The development of a research culture in social work is an important challenge for educators, managers, practitioners and students of social work. The creative tension between research, theory and practice is a necessary aspect of social work training, and contributes significantly to the development of a social work research culture. Standards of social work research and practice grow and develop in conjunction with field development. Research informs practice, practice hopefully informs teaching as the various functions within the social work enterprise become part of a cyclical response to competent practice. This course aims to provide a basis from which students can begin to develop a research culture within their practice. By introducing a range of quantitative research methods and enabling students to experience manageable research assignments, students will become increasingly familiar with the business of research and how it fits within a theory/practice/research framework. Within the course, there is a particular focus on survey design, administration, and the development of survey research frameworks.

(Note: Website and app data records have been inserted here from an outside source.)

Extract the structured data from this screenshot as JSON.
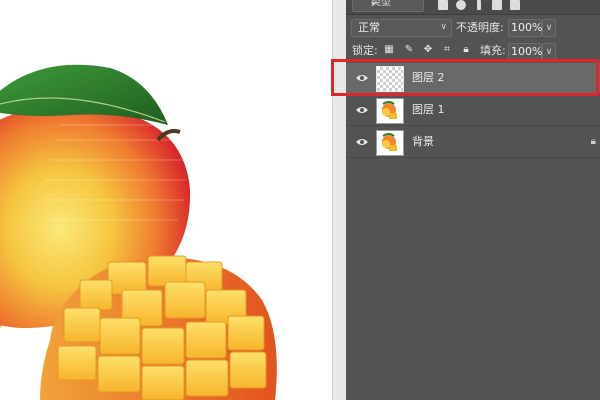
{
  "layers_panel": {
    "kind_filter": {
      "label": "类型"
    },
    "blend_mode": {
      "value": "正常"
    },
    "opacity": {
      "label": "不透明度:",
      "value": "100%"
    },
    "lock": {
      "label": "锁定:"
    },
    "fill": {
      "label": "填充:",
      "value": "100%"
    },
    "layers": [
      {
        "name": "图层 2",
        "selected": true,
        "thumbnail": "transparent-checkerboard",
        "visible": true
      },
      {
        "name": "图层 1",
        "selected": false,
        "thumbnail": "mango",
        "visible": true
      },
      {
        "name": "背景",
        "selected": false,
        "thumbnail": "mango",
        "visible": true,
        "locked": true
      }
    ]
  },
  "canvas": {
    "image": "mango-illustration"
  },
  "annotation": {
    "highlight_color": "#e0262b"
  },
  "colors": {
    "panel_bg": "#535353",
    "selected_row": "#696969"
  }
}
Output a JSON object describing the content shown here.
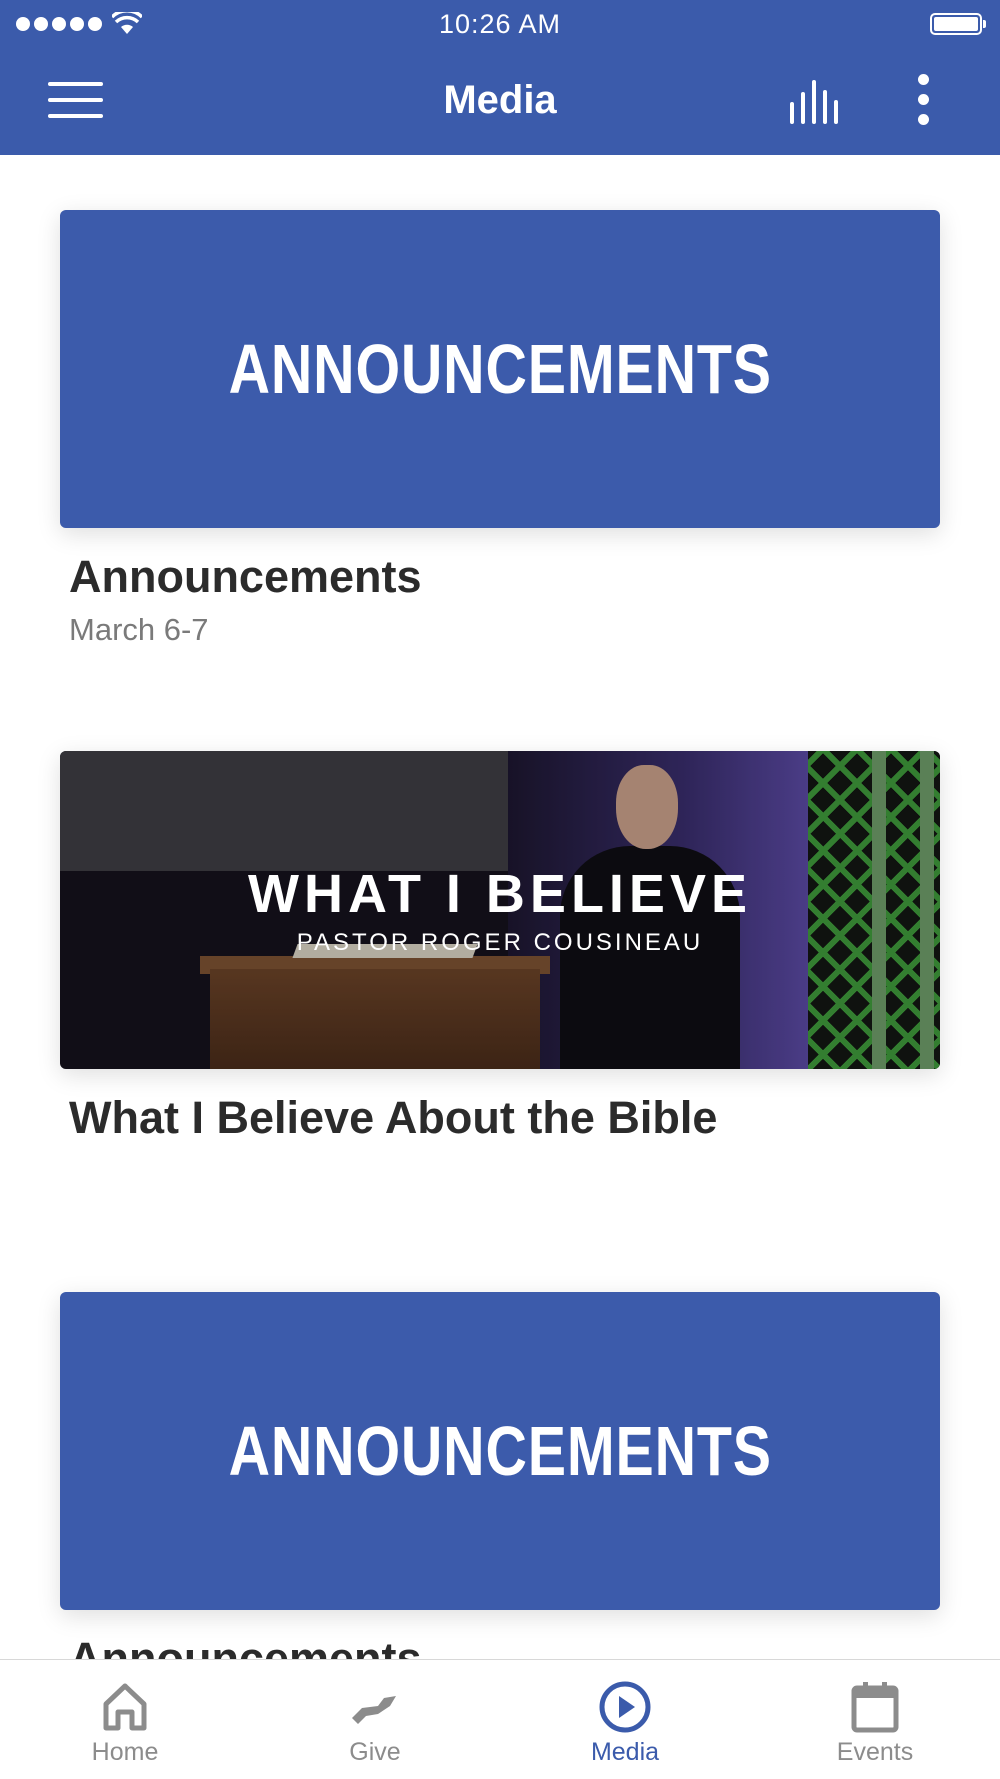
{
  "status_bar": {
    "time": "10:26 AM"
  },
  "header": {
    "title": "Media"
  },
  "media_items": [
    {
      "thumbnail_text": "ANNOUNCEMENTS",
      "title": "Announcements",
      "subtitle": "March 6-7"
    },
    {
      "thumbnail_title": "WHAT I BELIEVE",
      "thumbnail_subtitle": "PASTOR ROGER COUSINEAU",
      "title": "What I Believe About the Bible"
    },
    {
      "thumbnail_text": "ANNOUNCEMENTS",
      "title": "Announcements"
    }
  ],
  "tabs": [
    {
      "label": "Home",
      "icon": "home-icon",
      "active": false
    },
    {
      "label": "Give",
      "icon": "give-hand-icon",
      "active": false
    },
    {
      "label": "Media",
      "icon": "play-circle-icon",
      "active": true
    },
    {
      "label": "Events",
      "icon": "calendar-icon",
      "active": false
    }
  ],
  "colors": {
    "brand": "#3b5bab",
    "inactive_tab": "#8c8c8c",
    "title_text": "#2b2b2b",
    "subtitle_text": "#7a7a7a"
  }
}
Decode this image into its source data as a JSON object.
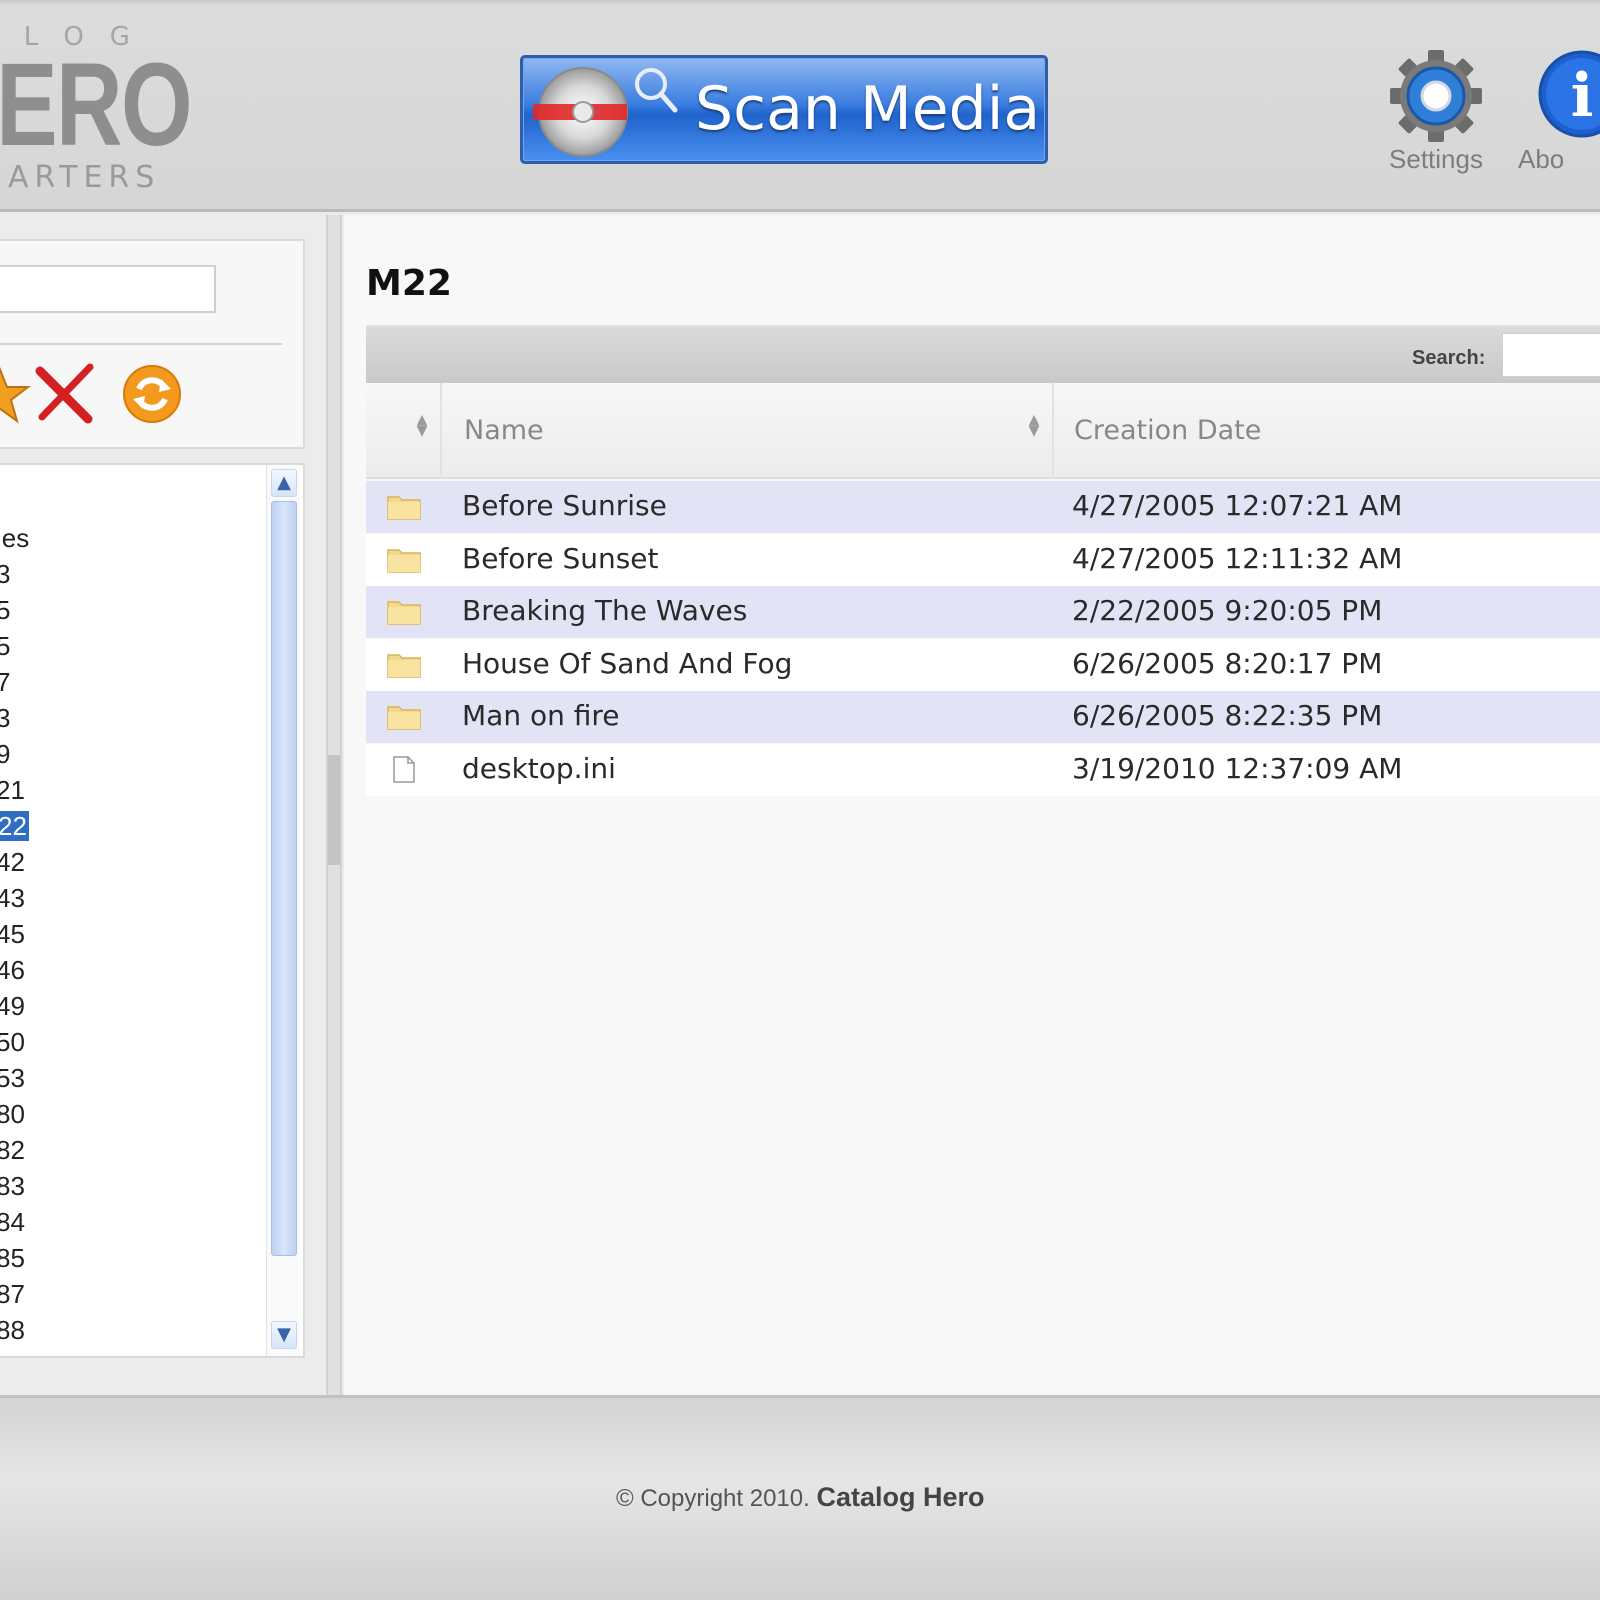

Course Aims1. To establish a practice research culture by promoting an integrated understanding of the links between social work theory, practice and research.2. To facilitate a beginning level of competence in students as research producers in a range of research methods.3. To provide an overview of quantitative research methodologies.4. To promote an action-based process of learning whereby students can directly experience a range of research activities that build toward completion of a research proposal.
At the end of the course students should be able to: Confidently identify a range of quantitative research methods Possess basic research skills Understand theoretical frameworks driving the research enterpriseDevelop a research proposal on an identified topicDesign a questionnaire for use in social science researchIdentify skills they have developed as emerging social science researchers
This course will provide students with an opportunity to develop the Graduate Attributes specified below:
Critically competent in a core academic discipline of their award
Students know and can critically evaluate and, where applicable, apply this knowledge to topics/issues within their majoring subject.
Any 30 points of Human Services at 200 level including HSRV204. Students without this prerequisite but with at least 60 points at 200 level orabove in appropriate courses may enter the course with the permission of the Programme Coordinator.
Assignment Sheet Cover
Cover Sheet for Late Submission or Waiver of Penalty
Academic Integrity Guidance for Staff and Students
Referencing for Social Work & Humans Services
Using EndNote for referencing
Writing guides for Social Work & Human Services
Domestic fee $746.00
International fee $3,038.00
* Fees include New Zealand GST and do not include any programme level discount or additional course related expenses.
For further information see
Language, Social and Political Sciences.